After thirty days of cricket, the league stage is finally done and dusted. The eight teams that have gone through to the quarter finals are, admittedly, those anyone would have predicted to go through a month ago. But the results have not been all that straightforward especially in Group B where there were at least three quarter-finals spots up for grabs, waiting to be decided till the very end.
This edition of the World Cup, as many have said, has already exceeded expectations and in the light of the charade that was the tournament in 2007 it already appears like the beacon needed to show one-day cricket in bright lights again. Aside from the delays in venues being prepared for games and the confusion over tickets, the cricket on the field has been of fine quality. If anything, the absence of an associate team and co-hosts Bangladesh in the quarter-finals is probably the only disappointment from a neutral fan’s point of view, but then the team that would have had to make way would have been terribly disappointed had one of the associates qualified.
As things stand, the matches have been exciting: the associate teams, barring Kenya, have punched above their weights at least in some stages during the tournament and England has displayed both tremendous grit and tremulous choke which has meant that they have been the team to beat and to have been beaten unexpectedly in the tournament. Throw in a tie and five other close finishes, Strauss’ men have thoroughly entertained spectators – now beat that! Not to forget, the Australians were finally beaten in a World Cup game, albeit one of not great relevance, after a staggering unbeaten streak that lasted close to twelve years, spanned four World Cups across four continents and thirty-five matches.
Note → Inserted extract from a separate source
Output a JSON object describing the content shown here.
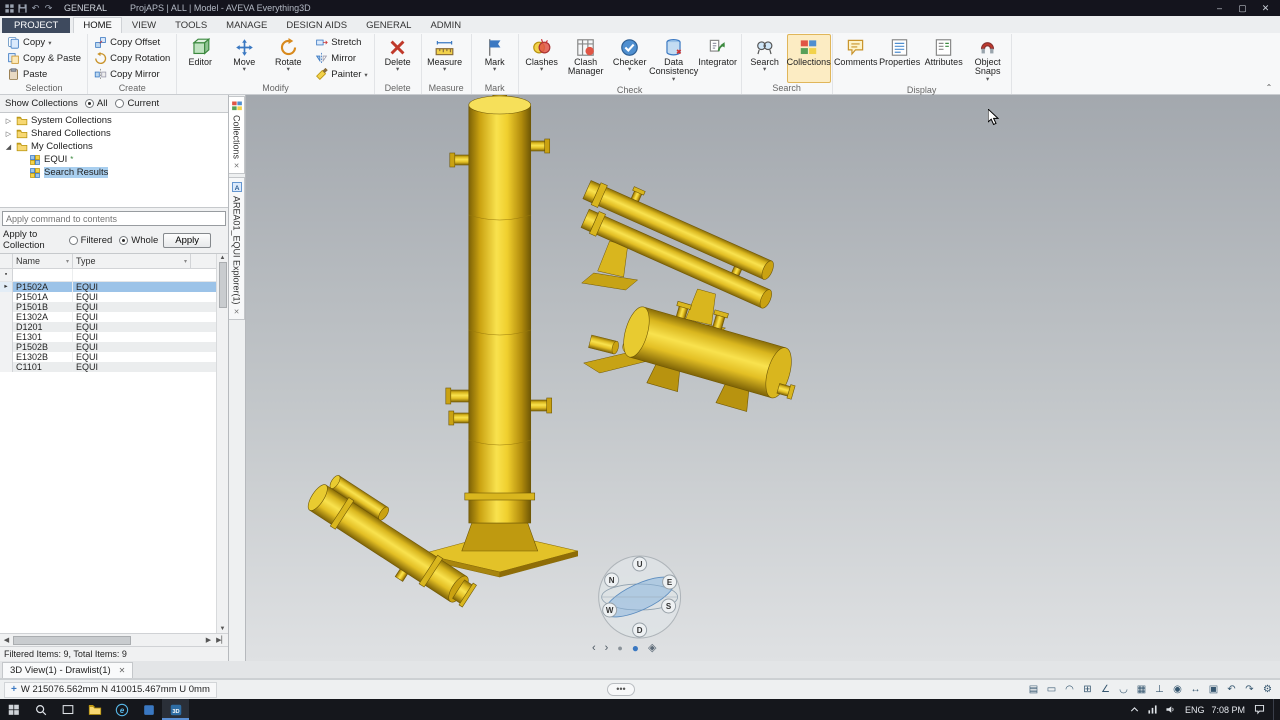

Sport is cruel and team sport is further subject to the pride, pathos and ficklenesses of the individuals who compose it. That puts the Australian domination of cricket into perspective even more. The Kangaroos need to be saluted and applauded for the standards they set and overhauled during the previous decade with the sort of consistency hitherto unseen in sporting history. Time then to remember messieurs Gilchrist, Hayden, McGrath, Warne and the Waugh twins among others. Time, it is too, for the Indian fans to acknowledge that though the Indian team may be taking on a much weaker Australian team on paper, they need to compete for a better part of 100 overs to beat the boys in yellow. That brings me to the subject of the post.
The Indians have one, possibly two, enthralling contests on the anvil: if the Indian team beats Australia and Pakistan beats West Indies in the first two quarter finals, one can expect all of cricketing India, which is a substantial part of the sub-continent, to be enraptured by the sheer occasion the games warrant. A couple of time zones away, I can already feel the thump and buzz of expectation in my nerves. However, the Indian team as well as the multitudinous fans around the world rooting for them would do well not to get too much ahead of themselves.
Going into the knock-out stages, however, the men in blue seem to have betrayed more chinks than strengths: while amazing Tendulkar, blitzkrieg Sehwag, composed Gambhir, in-form Kohli and a more mature Yuvraj have all worked all right, they are not working well in unison. (No team knows better than India does about how a world of talent on paper may still come to a farthing on the field; the Kiwis on the other hand have hardly ever had world-beaters but have always finished there or thereabouts in the major tournaments. There are lessons to be learned from contrasts about the virtues of working together). The implosion after Tendulkar’s fall in the game against South Africa meant that the Proteas went into the break with the momentum behind them which fuelled their chase of 297. Against the West Indies, Yuvraj’s ton was followed by a similar, even if slightly more subdued, collapse and had it not been for Zaheer’s crucial spell in the middle overs, India might well have finished third, not second, in the group standings.
That brings me to the man I consider to be (and to have been) India’s key performer in the tournament: Zaheer Khan. From the fiasco first over in the 2003 World Cup finals, better known as Ponting's day out against Harbhajan Singh & Co (I am kidding!), Zaheer has come a long way and has led the bowling attack in this World Cup with skill but more importantly meanness and aggression, showing that he can be up there with the best when fully fit. With fifteen wickets in six games, and three on four of those occasions, and a reasonable economy rate in superb batting conditions to boot, Zak has clearly brought his full range and experience in the sub-continent to the fore so far. Sadly, though, his colleagues have been either one-dimensional (read “Harbhajan Singh” who clearly needs to find a way to get wickets) or profligate (read “Ashish Nehra”) if not both (read “Piyush Chawla” or “Sreesanth”). India’s best chances of going to the finals rest behind how well the non-Tendulkars and non-Yuvrajs finish innings the Yuvrajs and Tendulkars set up as well as the kind of wicket-taking and/or containing assistance Khan gets from the other bowlers.
One thing though is certain: the format of the tournament means there will be no comebacks. The team that seizes the day will progress and the other will have to wait for four more years when the tournament returns downunder for the first time in twenty-three years. For now, the next seven games are probably the end of the cricketing world for every cricket fan. I would love to see India and England in the finals. Something tells me, however, that come April 2nd South Africa will be one end of the summit clash at Bombay. Smith’s men deserve to show the world that the five-lettered monosyllabic word has been used against them far too often and a little too unfairly.